• **THE DATA**
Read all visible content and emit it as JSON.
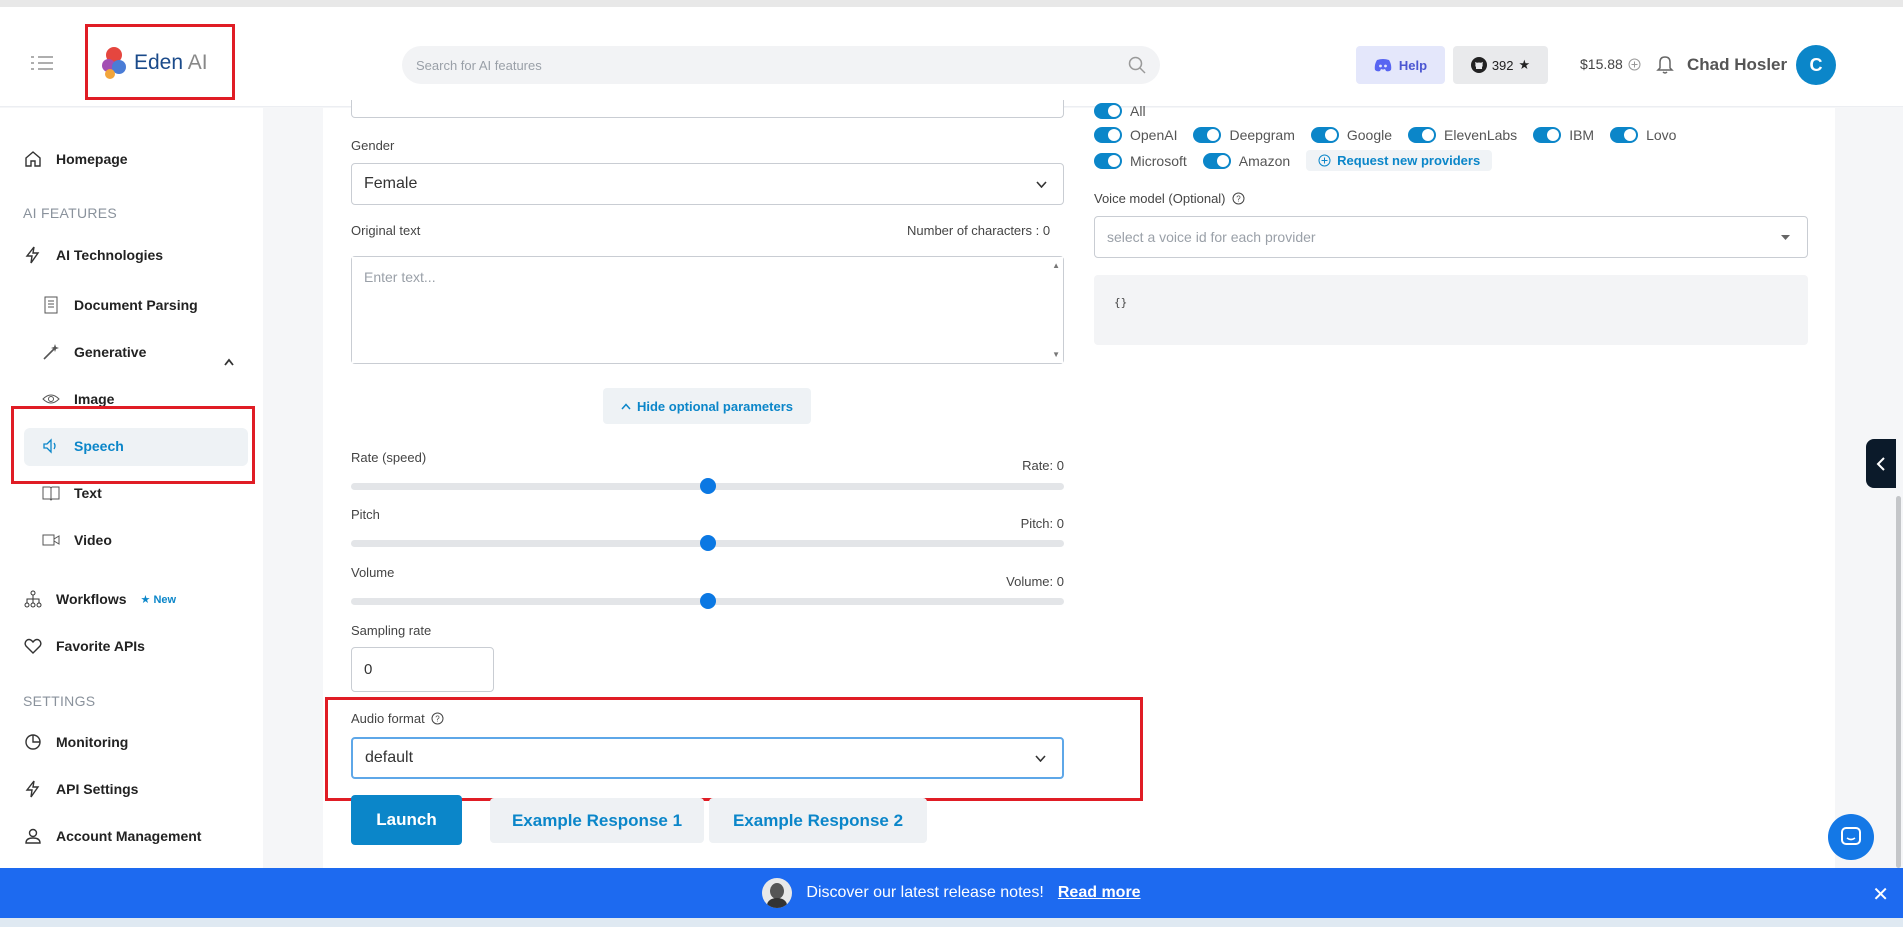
{
  "brand": {
    "logo_text_main": "Eden",
    "logo_text_ai": " AI"
  },
  "search": {
    "placeholder": "Search for AI features"
  },
  "header": {
    "help_label": "Help",
    "github_count": "392",
    "credits": "$15.88",
    "user_name": "Chad Hosler",
    "avatar_initial": "C"
  },
  "sidebar": {
    "homepage": "Homepage",
    "section_features": "AI FEATURES",
    "ai_technologies": "AI Technologies",
    "sub_items": [
      "Document Parsing",
      "Generative",
      "Image",
      "Speech",
      "Text",
      "Video"
    ],
    "workflows": "Workflows",
    "workflows_badge": "New",
    "favorite_apis": "Favorite APIs",
    "section_settings": "SETTINGS",
    "monitoring": "Monitoring",
    "api_settings": "API Settings",
    "account_management": "Account Management"
  },
  "form": {
    "gender_label": "Gender",
    "gender_value": "Female",
    "original_text_label": "Original text",
    "char_count": "Number of characters : 0",
    "text_placeholder": "Enter text...",
    "hide_params": "Hide optional parameters",
    "rate_label": "Rate (speed)",
    "rate_value": "Rate: 0",
    "rate_fraction": 0.5,
    "pitch_label": "Pitch",
    "pitch_value": "Pitch: 0",
    "pitch_fraction": 0.5,
    "volume_label": "Volume",
    "volume_value": "Volume: 0",
    "volume_fraction": 0.5,
    "sampling_label": "Sampling rate",
    "sampling_value": "0",
    "audio_format_label": "Audio format",
    "audio_format_value": "default",
    "launch": "Launch",
    "example1": "Example Response 1",
    "example2": "Example Response 2"
  },
  "providers": {
    "all": "All",
    "row1": [
      "OpenAI",
      "Deepgram",
      "Google",
      "ElevenLabs",
      "IBM",
      "Lovo"
    ],
    "row2": [
      "Microsoft",
      "Amazon"
    ],
    "request_new": "Request new providers",
    "voice_model_label": "Voice model (Optional)",
    "voice_placeholder": "select a voice id for each provider",
    "code": "{}"
  },
  "banner": {
    "message": "Discover our latest release notes!",
    "link": "Read more"
  },
  "colors": {
    "accent": "#0b86c9",
    "banner": "#1d6af0",
    "highlight": "#e01d25",
    "slider": "#0b78e3"
  }
}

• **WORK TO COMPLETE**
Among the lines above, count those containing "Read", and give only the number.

• **TASK OUTPUT**
2